Lucky frogs

John Green, Regional Representative for the Wildlife and Environment Society (Western Cape membership), Tokai

The article on toads in the Bulletin on July 28 was a timely reminder of how privileged we are still to be able to live in the lowlands of Constantia-berg with the remnants of the natural environ-ment which sustains us.

A lead article in the prestigious journal, Environment Yale (September 2010) entitled “Urban Ecolo-gy”, stated: “A few years ago, for the first time in our history as a species, Homo sapiens became a predominantly urban species… So what does it mean to become an urban species? And how should it change the way we think about the forest (nature) in the city?”

Another article stated that less than five percent of people in the world would ever see a frog: let alone in their backyard.

The annual “explosion” of breeding Leopard toads in upper Tokai, between Forest Glade and Steenberg Golf Estate, should change the way we think.

After Glenn Raper of Steenberg Golf Estate gave the alert that the toads had started their “snoring”, the toad watch team sprang into action on Monday night, August 1.

Hanniki Pieterse, leader of the team, reports: “Yes so we had movement last night on Tokai Road. We picked up 80 to 90 in less than two hours but three dead before we got there: a further nine were killed by cars driving at the speed of lightning, endangering all of us. Not helping at all is the construction going on. All the rubble lying around, holes and ditches that were dug and not filled or removed makes it an obstacle course, not only for the toads, but for us as well.”

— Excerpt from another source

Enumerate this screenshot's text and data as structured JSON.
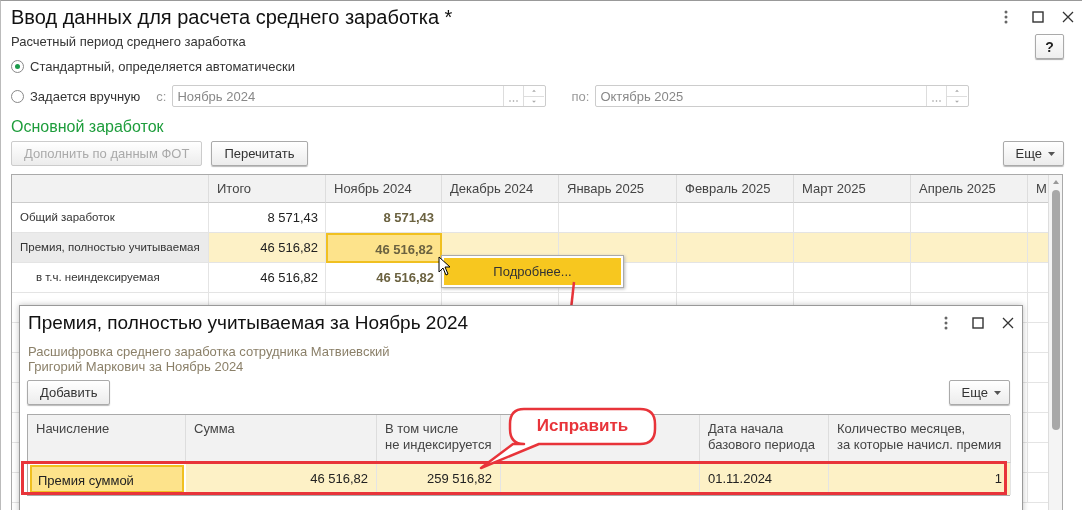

We, who have the privilege of living in the remnant of the natural environment which sustains us, certainly need to change the way we think, plan and act.